Data for analysis:

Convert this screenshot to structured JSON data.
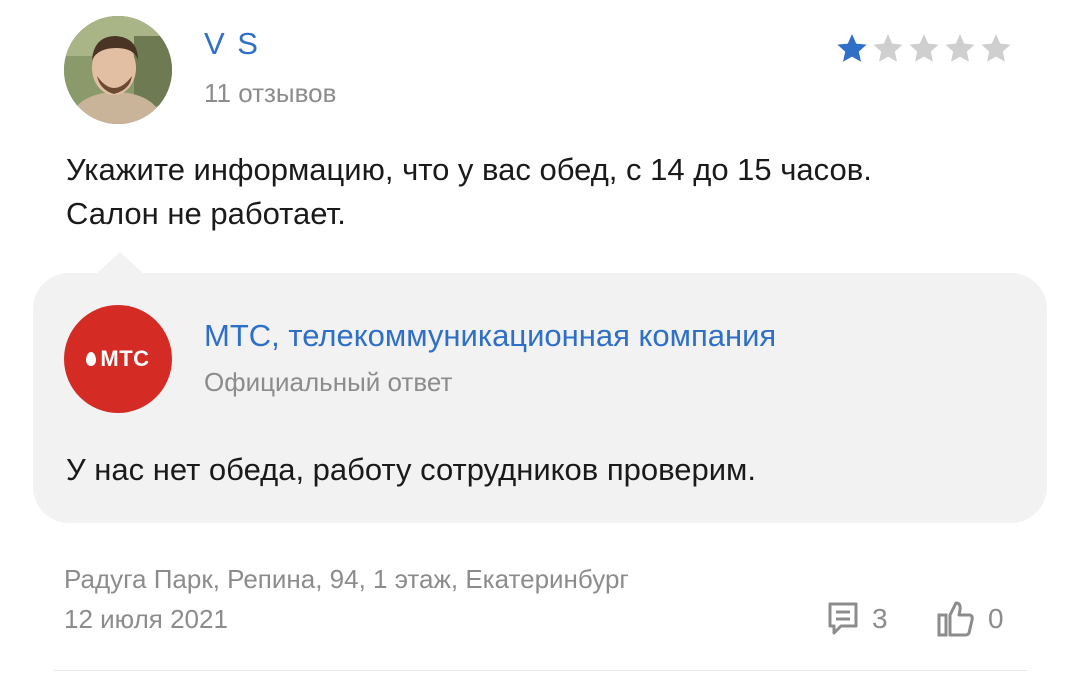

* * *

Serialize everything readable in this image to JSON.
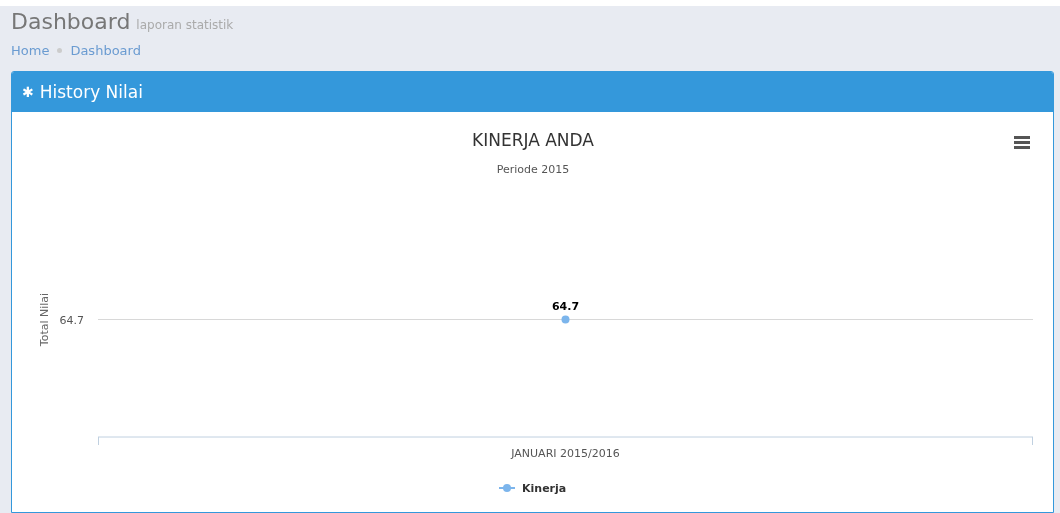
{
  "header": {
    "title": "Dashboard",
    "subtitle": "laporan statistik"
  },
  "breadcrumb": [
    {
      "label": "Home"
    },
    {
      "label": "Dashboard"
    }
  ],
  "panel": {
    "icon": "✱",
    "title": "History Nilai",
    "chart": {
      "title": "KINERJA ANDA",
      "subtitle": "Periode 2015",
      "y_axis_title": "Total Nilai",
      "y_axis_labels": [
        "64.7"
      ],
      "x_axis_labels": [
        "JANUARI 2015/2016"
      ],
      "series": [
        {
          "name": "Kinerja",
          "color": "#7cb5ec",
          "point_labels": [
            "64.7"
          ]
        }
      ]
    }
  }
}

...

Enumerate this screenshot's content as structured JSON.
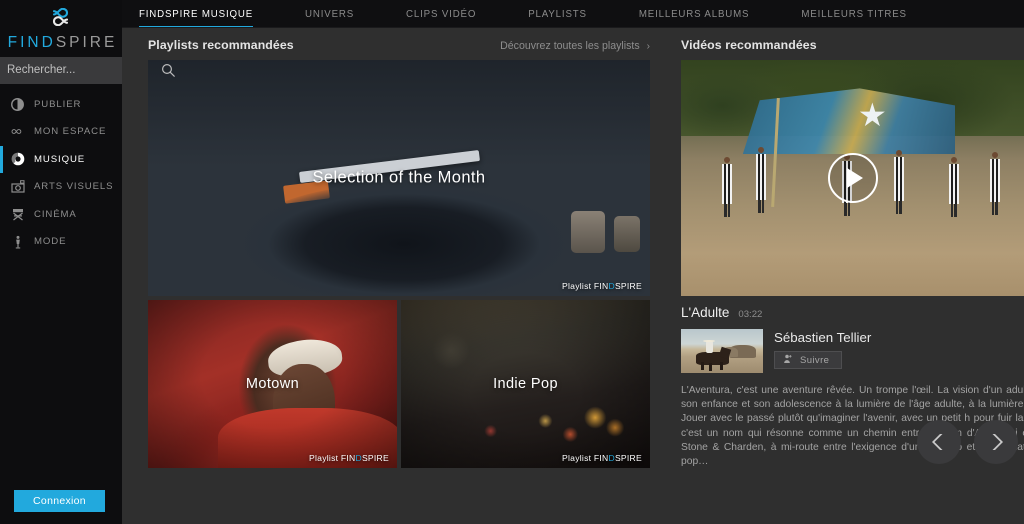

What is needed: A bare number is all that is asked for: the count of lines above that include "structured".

Task solution: 2